I clearly remember the day we arrived and unpacked our suitcases. Naturally, I found my way to my job—the kitchen. I began to make endless lists of what my family needed and the tasks I would accomplish right away. Making lists of tasks is one of the things I LOVE!
And then it happened—something that would characterize our stay in Iraq—the electricity suddenly went off. And it was dusk, and things were dark in that foreign kitchen. There is something very unsettling for a person in an unknown kitchen—fumbling through the cupboards and drawers, just where ARE the cups, do we even have cups?!! I finally found a few candles and spread them around the house—the dark, large, cold house. Things seem darker in winter, don’t they?
There was a large white board in the kitchen that listed all my tasks. I can laugh about that list now, how controlling it was, and how I thought my hours would be spent during my time in Iraq. As I read through the list by candlelight, I realized that not a single task could be performed without electricity. And my first thought was how am I going to survive in this “dark” country? After all, the country was going through major electrical grid issues, so we could never really predict when full power would grace our home.
But God took away those Martha thoughts that first night in Iraq, and Mary thoughts came instead. By candlelight, I manually lit a kerosene heater, found my Bible, and began a new routine there on the small kitchen table, at dusk, in my new home. A life that would slow down to a snail’s pace compared to western standards. A life filled with rich visits over tea, reading, and celebrating the gifts of water and electricity when they were given.
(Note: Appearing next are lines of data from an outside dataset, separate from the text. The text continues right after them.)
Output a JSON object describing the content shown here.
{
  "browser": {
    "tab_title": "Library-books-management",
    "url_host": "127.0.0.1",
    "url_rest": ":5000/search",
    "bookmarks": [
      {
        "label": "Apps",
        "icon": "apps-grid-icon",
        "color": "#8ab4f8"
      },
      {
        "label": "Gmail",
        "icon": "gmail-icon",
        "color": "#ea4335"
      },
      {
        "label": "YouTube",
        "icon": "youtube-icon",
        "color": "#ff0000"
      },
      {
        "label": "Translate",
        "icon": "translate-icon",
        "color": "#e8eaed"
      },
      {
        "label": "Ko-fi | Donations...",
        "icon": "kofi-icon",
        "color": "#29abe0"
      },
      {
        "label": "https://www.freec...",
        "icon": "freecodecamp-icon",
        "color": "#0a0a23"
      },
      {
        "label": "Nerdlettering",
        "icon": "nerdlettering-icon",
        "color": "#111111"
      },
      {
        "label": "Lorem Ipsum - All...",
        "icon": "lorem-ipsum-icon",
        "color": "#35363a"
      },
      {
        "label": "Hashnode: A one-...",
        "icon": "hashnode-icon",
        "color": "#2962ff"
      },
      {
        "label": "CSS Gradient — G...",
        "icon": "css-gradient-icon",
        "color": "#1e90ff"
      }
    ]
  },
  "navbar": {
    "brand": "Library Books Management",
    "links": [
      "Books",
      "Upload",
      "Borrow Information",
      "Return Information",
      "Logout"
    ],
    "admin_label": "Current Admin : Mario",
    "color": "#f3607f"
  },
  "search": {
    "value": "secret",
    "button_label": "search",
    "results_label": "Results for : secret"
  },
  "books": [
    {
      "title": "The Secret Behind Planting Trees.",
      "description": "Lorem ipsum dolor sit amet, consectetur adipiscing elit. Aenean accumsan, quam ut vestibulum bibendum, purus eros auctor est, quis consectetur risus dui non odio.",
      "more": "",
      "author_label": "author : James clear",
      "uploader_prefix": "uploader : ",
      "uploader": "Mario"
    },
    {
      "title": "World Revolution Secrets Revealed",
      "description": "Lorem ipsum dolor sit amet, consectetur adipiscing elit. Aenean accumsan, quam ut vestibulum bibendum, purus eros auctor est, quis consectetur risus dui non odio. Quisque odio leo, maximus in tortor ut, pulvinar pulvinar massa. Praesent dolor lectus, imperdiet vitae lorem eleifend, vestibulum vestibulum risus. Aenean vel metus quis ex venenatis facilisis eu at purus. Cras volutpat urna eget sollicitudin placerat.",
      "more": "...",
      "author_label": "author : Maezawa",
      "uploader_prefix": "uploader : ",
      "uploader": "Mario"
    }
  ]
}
When you move half way around the world you expect changes in your lifestyle. But it was really my heart that was changed.